Thyssen chairman admits to mistakes but won't quit
By Maria Sheahan
BOCHUM, Germany (Reuters) - ThyssenKrupp AG TKAG.DE Chairman Gerhard Cromme admitted on Friday to making mistakes that contributed to massive losses at the German steelmaker, but didn't bow to pressure from some shareholders to step down.
"If you ask me whether we as a supervisory board could have done things better in the past, then my honest answer is 'yes, we trusted too long, we could have acted sooner'," he told the company's annual shareholders' meeting on Friday.
Cromme has come under fire for not stopping a botched multi-billion euro project in the Americas, lavish junkets for journalists and a cartel fixing the price of rail tracks.
His comments were greeted by a mix of cheers and boos from a lively audience of several thousand, aware that problems had mounted under Cromme and former Chief Executive Ekkehard Schulz.
Last month the company posted a 4.7 billion euro ($6.1 billion) net loss for the year after taking a writedown on its Americas project and said it would pay no dividend for the 2011/12 fiscal year.
Thyssen invested billions of euros in Steel Americas - comprising two steel mills in Brazil and Alabama - which cost more than expected to set up and has generated losses since.
The euro zone debt crisis has meanwhile hurt demand for cars and weighed on steel prices, causing a slump in profits at Thyssen's European steel business too.
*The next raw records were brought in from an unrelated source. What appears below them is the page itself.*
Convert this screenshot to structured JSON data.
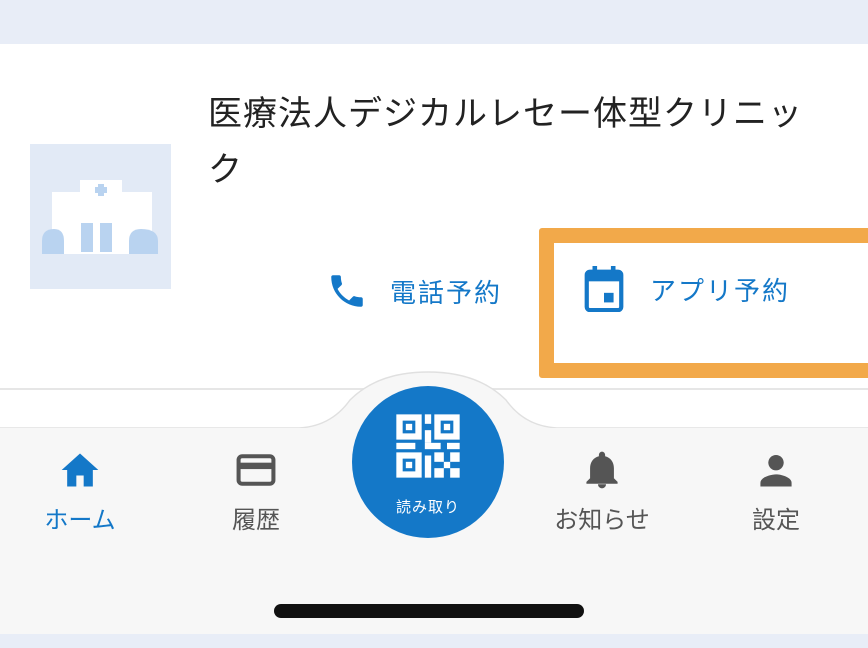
{
  "clinic": {
    "name": "医療法人デジカルレセー体型クリニック"
  },
  "actions": {
    "phone_label": "電話予約",
    "app_label": "アプリ予約"
  },
  "center_button": {
    "label": "読み取り",
    "icon": "qr-code-icon"
  },
  "tabs": [
    {
      "label": "ホーム",
      "icon": "home-icon",
      "active": true
    },
    {
      "label": "履歴",
      "icon": "card-icon",
      "active": false
    },
    {
      "label": "お知らせ",
      "icon": "bell-icon",
      "active": false
    },
    {
      "label": "設定",
      "icon": "person-icon",
      "active": false
    }
  ],
  "colors": {
    "accent": "#1478c8",
    "highlight": "#f2a94a",
    "inactive": "#555555"
  }
}
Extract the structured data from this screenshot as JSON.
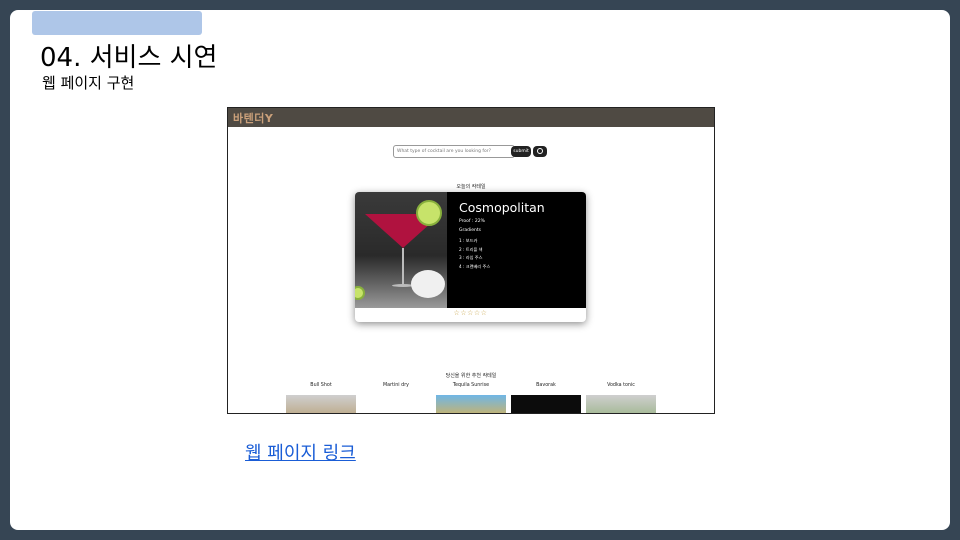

The company has 5.8 billion euros of net debt, almost 1.3 times its equity.
Current CEO Heinrich Hiesinger, who in 2011 became the first Thyssen boss to be hired from outside the steel industry, is leading an overhaul to cut the company's exposure to the volatile steel sector and shift investment into higher-margin products and services. Continued...